* **About this task**:
Copy the lines below that contain "subtitle".

* **Data for this exercise**:
:::::

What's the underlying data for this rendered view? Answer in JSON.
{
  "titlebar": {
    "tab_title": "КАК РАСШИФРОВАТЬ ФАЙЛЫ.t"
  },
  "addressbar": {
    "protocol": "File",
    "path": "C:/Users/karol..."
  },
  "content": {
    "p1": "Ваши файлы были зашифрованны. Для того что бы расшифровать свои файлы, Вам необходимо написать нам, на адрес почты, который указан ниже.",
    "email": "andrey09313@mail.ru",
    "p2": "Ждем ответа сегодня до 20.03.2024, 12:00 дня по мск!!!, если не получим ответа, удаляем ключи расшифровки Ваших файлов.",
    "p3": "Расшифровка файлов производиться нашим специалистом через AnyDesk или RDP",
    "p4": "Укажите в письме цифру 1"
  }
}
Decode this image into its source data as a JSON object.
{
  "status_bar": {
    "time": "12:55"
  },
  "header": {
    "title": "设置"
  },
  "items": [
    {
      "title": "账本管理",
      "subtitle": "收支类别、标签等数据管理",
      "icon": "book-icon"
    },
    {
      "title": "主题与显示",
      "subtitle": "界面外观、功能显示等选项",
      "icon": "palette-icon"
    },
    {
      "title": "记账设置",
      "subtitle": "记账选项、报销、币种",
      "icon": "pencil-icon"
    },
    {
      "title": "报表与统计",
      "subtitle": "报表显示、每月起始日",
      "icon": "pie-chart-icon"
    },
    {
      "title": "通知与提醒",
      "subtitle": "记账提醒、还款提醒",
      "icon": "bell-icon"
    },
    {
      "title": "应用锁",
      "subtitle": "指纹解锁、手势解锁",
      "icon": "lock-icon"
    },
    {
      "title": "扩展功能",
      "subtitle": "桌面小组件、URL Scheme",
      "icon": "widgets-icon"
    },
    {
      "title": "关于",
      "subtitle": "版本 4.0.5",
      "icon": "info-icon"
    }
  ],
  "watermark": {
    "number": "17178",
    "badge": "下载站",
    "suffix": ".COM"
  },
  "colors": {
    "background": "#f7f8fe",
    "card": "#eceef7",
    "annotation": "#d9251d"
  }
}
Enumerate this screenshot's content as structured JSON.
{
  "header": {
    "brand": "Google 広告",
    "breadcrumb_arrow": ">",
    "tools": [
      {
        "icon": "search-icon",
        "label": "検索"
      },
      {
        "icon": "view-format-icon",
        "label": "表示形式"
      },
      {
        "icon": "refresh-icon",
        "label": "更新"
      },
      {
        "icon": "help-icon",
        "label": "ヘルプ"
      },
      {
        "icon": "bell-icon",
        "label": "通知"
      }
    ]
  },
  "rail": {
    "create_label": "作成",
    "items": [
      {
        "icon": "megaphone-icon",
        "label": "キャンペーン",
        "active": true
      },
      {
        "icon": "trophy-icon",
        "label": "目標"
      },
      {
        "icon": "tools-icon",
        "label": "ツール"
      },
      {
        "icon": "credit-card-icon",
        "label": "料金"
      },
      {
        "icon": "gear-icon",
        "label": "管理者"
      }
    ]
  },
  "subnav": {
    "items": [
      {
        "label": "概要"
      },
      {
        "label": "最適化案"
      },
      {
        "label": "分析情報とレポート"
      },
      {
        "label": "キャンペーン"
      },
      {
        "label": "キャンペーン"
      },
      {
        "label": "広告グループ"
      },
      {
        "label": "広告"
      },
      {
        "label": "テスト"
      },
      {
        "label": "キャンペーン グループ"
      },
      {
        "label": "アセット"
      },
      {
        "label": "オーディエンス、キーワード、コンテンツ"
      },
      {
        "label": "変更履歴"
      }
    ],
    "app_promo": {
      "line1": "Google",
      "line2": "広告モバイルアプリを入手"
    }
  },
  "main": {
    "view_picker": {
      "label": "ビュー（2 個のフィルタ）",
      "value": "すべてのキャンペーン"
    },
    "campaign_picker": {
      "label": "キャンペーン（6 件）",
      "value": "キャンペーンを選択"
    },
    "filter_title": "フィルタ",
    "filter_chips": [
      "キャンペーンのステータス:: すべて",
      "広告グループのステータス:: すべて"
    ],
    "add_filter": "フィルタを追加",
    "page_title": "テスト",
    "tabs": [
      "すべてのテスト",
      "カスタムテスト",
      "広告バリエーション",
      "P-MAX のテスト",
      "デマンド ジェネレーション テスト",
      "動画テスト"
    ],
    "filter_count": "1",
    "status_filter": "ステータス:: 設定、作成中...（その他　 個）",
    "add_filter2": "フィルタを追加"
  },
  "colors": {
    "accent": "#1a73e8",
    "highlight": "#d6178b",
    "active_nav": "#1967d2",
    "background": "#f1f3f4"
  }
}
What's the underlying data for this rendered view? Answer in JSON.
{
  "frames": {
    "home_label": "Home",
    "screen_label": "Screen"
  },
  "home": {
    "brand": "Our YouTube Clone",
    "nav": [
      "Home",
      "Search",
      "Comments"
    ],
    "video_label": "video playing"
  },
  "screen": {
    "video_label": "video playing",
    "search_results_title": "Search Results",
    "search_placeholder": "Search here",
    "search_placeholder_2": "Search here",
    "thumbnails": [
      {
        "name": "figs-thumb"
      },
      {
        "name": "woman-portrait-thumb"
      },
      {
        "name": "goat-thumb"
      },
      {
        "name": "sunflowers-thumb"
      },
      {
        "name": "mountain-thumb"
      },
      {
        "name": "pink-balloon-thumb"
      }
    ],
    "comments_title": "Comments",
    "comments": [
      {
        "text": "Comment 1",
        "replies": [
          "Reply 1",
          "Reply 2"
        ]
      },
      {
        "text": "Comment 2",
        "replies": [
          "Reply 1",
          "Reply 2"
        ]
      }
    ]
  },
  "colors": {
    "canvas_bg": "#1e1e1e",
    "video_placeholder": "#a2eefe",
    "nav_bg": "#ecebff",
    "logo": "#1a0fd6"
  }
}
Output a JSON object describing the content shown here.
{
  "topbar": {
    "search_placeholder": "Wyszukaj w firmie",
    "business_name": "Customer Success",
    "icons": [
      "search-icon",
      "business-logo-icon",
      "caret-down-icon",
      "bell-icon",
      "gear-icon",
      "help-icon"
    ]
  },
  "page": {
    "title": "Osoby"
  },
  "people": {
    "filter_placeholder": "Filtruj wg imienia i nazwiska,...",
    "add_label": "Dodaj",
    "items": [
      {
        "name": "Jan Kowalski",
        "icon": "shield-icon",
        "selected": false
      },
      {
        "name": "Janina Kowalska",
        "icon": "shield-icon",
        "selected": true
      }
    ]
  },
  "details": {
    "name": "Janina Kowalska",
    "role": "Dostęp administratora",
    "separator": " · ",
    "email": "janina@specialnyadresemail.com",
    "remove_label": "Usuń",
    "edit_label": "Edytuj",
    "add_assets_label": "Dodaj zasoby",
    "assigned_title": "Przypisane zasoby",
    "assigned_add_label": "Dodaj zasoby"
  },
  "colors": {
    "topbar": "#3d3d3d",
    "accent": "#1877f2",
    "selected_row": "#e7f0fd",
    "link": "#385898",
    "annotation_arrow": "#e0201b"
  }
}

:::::

* **Solution**:
      "subtitle": "收支类别、标签等数据管理",
      "subtitle": "界面外观、功能显示等选项",
      "subtitle": "记账选项、报销、币种",
      "subtitle": "报表显示、每月起始日",
      "subtitle": "记账提醒、还款提醒",
      "subtitle": "指纹解锁、手势解锁",
      "subtitle": "桌面小组件、URL Scheme",
      "subtitle": "版本 4.0.5",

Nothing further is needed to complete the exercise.